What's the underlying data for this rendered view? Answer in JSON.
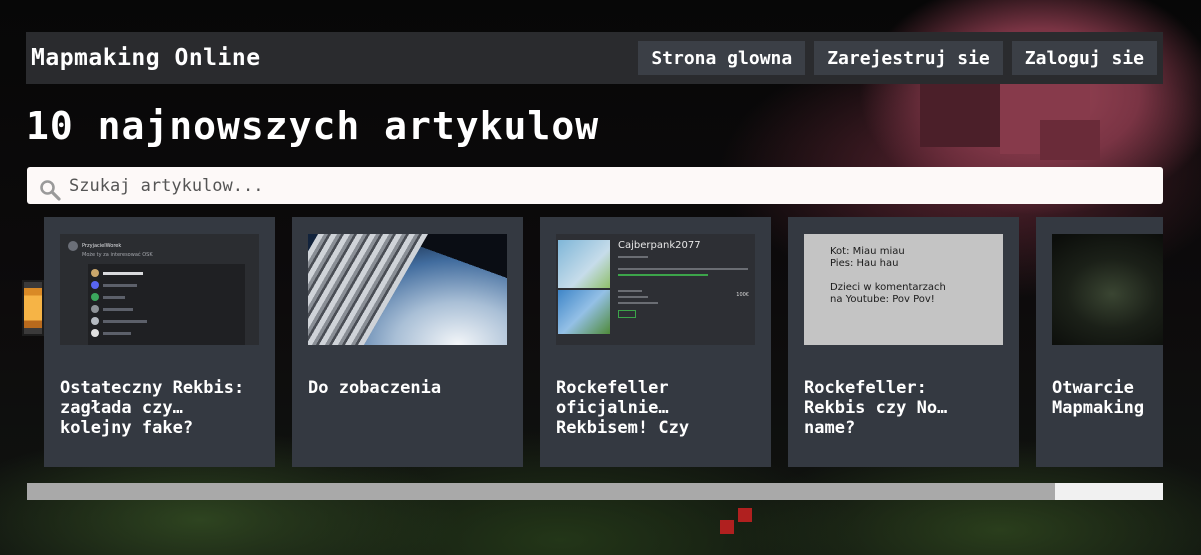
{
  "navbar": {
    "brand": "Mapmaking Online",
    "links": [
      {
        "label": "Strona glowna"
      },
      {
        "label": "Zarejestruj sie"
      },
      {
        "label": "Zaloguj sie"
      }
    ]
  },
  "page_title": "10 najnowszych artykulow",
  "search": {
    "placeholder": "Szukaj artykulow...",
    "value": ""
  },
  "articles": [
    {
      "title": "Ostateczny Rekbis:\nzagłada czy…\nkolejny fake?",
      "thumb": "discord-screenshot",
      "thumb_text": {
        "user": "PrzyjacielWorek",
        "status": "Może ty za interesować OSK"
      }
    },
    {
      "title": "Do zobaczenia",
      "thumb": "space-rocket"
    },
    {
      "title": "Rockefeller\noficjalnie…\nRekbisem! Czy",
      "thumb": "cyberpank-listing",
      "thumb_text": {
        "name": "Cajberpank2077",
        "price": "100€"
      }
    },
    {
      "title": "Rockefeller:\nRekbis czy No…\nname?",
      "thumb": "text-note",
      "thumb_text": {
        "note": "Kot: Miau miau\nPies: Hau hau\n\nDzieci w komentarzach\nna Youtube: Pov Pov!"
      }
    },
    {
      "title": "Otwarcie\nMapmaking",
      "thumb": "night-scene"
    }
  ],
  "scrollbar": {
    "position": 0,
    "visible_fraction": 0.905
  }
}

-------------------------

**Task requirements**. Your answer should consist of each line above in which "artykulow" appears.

**Exercise result**.
  "page_title": "10 najnowszych artykulow",
    "placeholder": "Szukaj artykulow...",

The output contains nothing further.